You never know what to expect from London: once you think that you’re used to the city it throws up some real surprises. This usually happens when the city broadens its horizons to embrace previously hidden cultural expressions, and the event at 229 was just one of those.
The first in the series of The Case of Arabic Hip Hop revealed some of the most intense underground beats to resonate throughout the Middle Eastern hip hop scene. Presented by MARSM UK and supported by The Arab British Centre and Alaraby TV, the opening event housed in the North London venue hosted a pack of committed maverick artists from the South Eastern shores of the Mediterranean. Together they represent some of the finest rhymers the region can offer, because alongside their appealing beats and rhythms they also give voice to some politically aware lyrics.
Their grooves and cadenced verses were forged on the streets of Cairo during the Egyptian Revolution, or reflect the Palestinian troubles past, present and future. They deconstruct hard-to-eradicate misconceptions that surround Arab culture, and they also portray a topical reality that concerns everyone.
That’s how the incendiary words thrown by Zap Tharwat, ‘musical intifada’ incited by Shadia Mansour and a thoughtful identity offensive triggered by Yassin “Narcy” Alsalman collude to generate a broader cultural discourse aimed at global integration.

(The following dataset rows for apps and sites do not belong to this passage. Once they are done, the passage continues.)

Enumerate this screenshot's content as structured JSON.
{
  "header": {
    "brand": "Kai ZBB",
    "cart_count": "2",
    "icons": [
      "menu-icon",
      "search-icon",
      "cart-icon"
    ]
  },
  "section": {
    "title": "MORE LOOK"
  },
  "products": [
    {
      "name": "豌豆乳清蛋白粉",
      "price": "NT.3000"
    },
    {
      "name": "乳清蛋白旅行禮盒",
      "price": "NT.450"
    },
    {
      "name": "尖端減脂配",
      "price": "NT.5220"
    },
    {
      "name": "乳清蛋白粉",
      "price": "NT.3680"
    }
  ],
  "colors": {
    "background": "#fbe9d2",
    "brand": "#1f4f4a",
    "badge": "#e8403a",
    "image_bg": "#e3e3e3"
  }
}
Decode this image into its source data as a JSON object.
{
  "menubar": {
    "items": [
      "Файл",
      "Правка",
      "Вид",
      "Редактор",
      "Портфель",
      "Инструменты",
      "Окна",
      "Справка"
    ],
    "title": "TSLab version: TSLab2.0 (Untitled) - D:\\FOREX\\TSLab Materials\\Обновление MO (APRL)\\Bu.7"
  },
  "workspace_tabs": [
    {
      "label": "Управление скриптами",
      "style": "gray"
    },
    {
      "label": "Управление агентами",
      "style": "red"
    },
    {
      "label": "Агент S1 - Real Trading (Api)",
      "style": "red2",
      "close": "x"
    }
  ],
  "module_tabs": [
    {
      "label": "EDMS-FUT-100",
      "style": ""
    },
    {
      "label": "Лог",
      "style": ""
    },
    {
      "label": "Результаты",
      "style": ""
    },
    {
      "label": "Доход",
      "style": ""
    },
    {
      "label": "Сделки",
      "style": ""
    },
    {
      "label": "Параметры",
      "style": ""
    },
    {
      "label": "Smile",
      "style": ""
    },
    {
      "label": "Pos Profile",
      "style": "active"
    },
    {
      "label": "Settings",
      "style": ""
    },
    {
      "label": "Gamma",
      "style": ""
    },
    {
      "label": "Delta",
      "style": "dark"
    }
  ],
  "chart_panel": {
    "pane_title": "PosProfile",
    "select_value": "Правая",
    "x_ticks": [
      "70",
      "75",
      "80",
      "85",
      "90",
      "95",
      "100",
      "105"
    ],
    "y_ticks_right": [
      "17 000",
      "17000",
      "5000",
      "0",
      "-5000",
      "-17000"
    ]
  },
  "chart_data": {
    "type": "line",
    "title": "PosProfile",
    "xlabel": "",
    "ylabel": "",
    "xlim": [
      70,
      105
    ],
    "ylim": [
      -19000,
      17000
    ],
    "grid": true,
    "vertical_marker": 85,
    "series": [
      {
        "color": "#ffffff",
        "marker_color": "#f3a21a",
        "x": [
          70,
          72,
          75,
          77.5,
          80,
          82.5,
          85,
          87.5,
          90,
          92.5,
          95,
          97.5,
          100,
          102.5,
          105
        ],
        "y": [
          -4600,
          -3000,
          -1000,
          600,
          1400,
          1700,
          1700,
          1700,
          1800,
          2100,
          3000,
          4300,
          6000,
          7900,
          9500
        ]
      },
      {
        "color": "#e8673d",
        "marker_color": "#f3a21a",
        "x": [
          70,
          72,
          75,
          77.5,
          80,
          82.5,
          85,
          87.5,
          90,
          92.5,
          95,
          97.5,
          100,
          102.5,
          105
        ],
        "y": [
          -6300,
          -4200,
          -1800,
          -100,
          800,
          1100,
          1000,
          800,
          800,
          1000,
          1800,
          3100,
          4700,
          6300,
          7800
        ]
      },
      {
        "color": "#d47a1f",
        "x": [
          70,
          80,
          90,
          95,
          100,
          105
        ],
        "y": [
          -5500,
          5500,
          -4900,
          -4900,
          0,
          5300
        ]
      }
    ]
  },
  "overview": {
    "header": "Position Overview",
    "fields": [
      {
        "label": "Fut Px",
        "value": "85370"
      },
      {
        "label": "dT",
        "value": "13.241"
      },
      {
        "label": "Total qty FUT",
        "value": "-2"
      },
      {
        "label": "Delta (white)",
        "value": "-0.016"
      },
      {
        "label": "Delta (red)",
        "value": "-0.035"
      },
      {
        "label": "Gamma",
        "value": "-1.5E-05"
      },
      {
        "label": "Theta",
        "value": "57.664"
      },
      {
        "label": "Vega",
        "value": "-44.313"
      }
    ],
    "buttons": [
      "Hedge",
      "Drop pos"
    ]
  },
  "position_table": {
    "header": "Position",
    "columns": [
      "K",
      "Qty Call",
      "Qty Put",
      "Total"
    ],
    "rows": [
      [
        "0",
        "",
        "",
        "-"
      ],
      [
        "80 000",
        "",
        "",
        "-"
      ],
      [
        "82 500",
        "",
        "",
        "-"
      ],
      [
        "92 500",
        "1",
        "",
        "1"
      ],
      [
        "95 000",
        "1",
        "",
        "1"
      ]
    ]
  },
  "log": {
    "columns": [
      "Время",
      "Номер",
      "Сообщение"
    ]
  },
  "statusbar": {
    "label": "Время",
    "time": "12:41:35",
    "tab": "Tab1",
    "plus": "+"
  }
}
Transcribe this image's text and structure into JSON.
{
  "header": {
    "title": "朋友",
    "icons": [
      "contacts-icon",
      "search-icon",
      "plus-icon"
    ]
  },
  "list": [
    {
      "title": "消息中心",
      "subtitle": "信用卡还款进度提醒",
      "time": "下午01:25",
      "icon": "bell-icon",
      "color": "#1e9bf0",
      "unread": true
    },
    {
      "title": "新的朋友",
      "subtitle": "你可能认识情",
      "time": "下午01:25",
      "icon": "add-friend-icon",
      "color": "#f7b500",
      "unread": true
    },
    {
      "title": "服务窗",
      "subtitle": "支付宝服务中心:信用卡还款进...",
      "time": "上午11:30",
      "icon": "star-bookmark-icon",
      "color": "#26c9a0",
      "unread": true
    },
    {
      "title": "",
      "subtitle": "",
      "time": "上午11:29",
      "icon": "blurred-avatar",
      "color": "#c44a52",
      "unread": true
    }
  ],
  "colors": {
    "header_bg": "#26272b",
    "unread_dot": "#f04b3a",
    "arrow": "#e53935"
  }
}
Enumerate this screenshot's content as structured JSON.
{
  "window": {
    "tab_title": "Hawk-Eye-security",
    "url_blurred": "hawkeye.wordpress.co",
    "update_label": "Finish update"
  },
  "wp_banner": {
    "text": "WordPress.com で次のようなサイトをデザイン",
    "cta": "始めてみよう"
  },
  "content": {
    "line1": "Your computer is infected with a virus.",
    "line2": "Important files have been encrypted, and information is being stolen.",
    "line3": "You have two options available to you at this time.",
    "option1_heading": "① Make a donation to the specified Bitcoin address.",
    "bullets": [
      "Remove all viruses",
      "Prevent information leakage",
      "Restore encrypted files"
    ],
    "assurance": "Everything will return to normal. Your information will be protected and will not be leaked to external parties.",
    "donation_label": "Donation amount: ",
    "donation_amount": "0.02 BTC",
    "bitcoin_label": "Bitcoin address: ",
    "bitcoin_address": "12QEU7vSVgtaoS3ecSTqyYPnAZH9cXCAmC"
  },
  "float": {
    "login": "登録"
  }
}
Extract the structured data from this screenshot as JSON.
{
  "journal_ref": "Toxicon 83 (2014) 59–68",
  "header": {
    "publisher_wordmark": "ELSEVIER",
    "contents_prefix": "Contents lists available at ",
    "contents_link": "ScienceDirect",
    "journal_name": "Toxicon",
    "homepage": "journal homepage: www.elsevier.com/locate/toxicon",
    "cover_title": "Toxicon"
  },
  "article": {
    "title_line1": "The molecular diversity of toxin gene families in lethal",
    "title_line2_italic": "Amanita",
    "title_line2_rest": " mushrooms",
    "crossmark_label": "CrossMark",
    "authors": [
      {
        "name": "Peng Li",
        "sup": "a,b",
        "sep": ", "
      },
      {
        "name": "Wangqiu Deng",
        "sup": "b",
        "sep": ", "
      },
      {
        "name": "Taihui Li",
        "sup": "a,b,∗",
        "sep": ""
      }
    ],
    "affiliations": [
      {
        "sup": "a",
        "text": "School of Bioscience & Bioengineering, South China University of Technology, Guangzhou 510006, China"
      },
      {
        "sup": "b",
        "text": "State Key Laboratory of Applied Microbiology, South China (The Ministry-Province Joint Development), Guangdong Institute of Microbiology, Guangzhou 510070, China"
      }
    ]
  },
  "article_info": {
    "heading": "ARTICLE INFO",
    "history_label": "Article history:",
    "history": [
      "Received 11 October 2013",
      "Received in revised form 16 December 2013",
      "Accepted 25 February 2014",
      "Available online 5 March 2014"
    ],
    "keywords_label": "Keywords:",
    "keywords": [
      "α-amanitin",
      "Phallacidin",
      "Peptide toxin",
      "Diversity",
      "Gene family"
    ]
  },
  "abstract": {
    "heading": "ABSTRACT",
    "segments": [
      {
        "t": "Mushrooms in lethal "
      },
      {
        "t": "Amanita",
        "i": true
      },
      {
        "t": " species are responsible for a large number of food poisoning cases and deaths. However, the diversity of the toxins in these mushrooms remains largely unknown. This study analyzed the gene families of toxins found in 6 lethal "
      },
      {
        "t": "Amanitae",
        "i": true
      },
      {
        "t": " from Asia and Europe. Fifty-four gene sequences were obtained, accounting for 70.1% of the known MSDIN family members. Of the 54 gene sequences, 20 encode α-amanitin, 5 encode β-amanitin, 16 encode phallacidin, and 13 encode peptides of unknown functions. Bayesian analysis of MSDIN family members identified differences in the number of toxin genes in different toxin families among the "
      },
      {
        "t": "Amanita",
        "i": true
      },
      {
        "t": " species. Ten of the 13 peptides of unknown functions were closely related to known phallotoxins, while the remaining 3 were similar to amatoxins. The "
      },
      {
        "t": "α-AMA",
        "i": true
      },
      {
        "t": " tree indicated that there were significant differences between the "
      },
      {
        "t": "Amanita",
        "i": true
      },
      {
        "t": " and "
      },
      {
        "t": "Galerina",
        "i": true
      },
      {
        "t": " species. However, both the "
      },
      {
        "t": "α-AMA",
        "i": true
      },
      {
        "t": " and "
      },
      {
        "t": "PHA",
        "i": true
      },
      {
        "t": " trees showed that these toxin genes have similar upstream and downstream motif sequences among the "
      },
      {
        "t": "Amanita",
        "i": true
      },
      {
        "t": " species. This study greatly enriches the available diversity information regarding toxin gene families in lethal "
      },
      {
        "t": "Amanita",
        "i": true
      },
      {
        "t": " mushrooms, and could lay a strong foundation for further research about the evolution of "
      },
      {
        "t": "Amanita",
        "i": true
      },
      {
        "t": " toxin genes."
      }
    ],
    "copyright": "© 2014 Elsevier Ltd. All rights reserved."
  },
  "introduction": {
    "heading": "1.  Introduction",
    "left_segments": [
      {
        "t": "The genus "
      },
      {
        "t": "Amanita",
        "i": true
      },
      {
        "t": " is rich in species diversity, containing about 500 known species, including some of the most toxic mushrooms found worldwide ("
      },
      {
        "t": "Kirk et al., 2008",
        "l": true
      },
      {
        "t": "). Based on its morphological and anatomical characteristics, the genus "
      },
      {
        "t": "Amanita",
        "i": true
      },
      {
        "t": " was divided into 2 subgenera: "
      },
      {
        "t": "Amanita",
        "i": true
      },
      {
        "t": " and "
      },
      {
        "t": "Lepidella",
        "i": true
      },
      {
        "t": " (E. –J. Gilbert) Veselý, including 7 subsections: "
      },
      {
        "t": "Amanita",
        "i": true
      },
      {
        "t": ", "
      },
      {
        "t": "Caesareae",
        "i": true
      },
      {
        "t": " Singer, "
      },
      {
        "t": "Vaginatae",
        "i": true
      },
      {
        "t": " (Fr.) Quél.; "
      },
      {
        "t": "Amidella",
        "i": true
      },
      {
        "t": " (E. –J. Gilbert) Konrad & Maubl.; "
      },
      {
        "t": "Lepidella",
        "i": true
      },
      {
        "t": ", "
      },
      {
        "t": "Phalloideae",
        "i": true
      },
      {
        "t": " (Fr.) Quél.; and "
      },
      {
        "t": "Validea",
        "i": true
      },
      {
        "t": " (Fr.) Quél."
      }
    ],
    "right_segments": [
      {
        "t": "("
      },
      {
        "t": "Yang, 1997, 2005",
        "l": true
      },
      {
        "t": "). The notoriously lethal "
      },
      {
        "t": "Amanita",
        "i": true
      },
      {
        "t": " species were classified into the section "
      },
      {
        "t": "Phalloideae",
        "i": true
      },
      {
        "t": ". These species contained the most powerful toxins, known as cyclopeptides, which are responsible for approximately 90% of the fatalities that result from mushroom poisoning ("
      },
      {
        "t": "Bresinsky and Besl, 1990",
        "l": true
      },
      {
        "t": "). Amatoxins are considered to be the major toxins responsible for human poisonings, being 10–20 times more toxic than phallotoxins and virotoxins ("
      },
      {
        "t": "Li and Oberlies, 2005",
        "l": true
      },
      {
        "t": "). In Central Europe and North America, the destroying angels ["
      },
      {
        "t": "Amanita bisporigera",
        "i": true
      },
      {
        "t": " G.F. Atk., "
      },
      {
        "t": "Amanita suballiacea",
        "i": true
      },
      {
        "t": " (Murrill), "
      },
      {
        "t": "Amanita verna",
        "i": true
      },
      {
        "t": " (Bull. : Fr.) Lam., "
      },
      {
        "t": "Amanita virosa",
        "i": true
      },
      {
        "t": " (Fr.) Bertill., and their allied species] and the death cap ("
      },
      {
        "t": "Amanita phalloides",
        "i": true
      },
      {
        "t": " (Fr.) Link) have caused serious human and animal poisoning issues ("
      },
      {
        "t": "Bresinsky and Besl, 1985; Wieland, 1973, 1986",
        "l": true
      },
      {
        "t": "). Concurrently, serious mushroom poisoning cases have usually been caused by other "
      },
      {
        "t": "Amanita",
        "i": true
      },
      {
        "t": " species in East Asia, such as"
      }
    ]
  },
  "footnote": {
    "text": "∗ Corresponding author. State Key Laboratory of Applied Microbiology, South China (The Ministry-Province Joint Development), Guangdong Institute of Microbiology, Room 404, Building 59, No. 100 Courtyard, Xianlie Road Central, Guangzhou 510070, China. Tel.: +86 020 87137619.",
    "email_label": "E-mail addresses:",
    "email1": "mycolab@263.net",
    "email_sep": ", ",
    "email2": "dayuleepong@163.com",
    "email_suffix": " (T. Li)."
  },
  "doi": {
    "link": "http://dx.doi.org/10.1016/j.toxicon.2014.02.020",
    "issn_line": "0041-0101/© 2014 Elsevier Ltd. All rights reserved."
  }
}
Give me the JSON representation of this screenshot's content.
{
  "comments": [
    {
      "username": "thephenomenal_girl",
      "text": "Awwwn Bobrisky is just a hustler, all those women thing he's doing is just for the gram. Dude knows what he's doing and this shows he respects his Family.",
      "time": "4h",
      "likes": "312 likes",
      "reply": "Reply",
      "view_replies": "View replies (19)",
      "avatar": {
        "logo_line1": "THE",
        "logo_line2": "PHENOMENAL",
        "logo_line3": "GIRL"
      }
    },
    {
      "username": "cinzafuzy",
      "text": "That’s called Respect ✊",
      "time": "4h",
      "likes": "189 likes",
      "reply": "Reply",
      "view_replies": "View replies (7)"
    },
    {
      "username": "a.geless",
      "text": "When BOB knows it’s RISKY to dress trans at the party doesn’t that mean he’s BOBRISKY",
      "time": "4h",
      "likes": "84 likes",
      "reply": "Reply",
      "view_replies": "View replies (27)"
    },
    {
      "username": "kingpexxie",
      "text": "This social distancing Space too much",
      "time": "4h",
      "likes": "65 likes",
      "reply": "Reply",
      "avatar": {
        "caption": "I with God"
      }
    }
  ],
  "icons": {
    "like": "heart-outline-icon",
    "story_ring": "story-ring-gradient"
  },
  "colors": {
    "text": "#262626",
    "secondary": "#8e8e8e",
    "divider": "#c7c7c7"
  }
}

The organisers went a stage further bydrawing in some thought-provoking exponents of the London scene too. DJ Snuff, Crazy Haze MC and El Far3i from 47Soul heated up their mics and unleashed their turntables to show that London is also on hand to speak out and be heard. If what went on on stage at 229 was just the preliminary hearing for ‘The Case of Arabic Hip Hop’, then we’re more than willing to be members of the jury for the rest of the process.
Images Supplied by: MARSM
Photos Credits: (c) Larissa Alves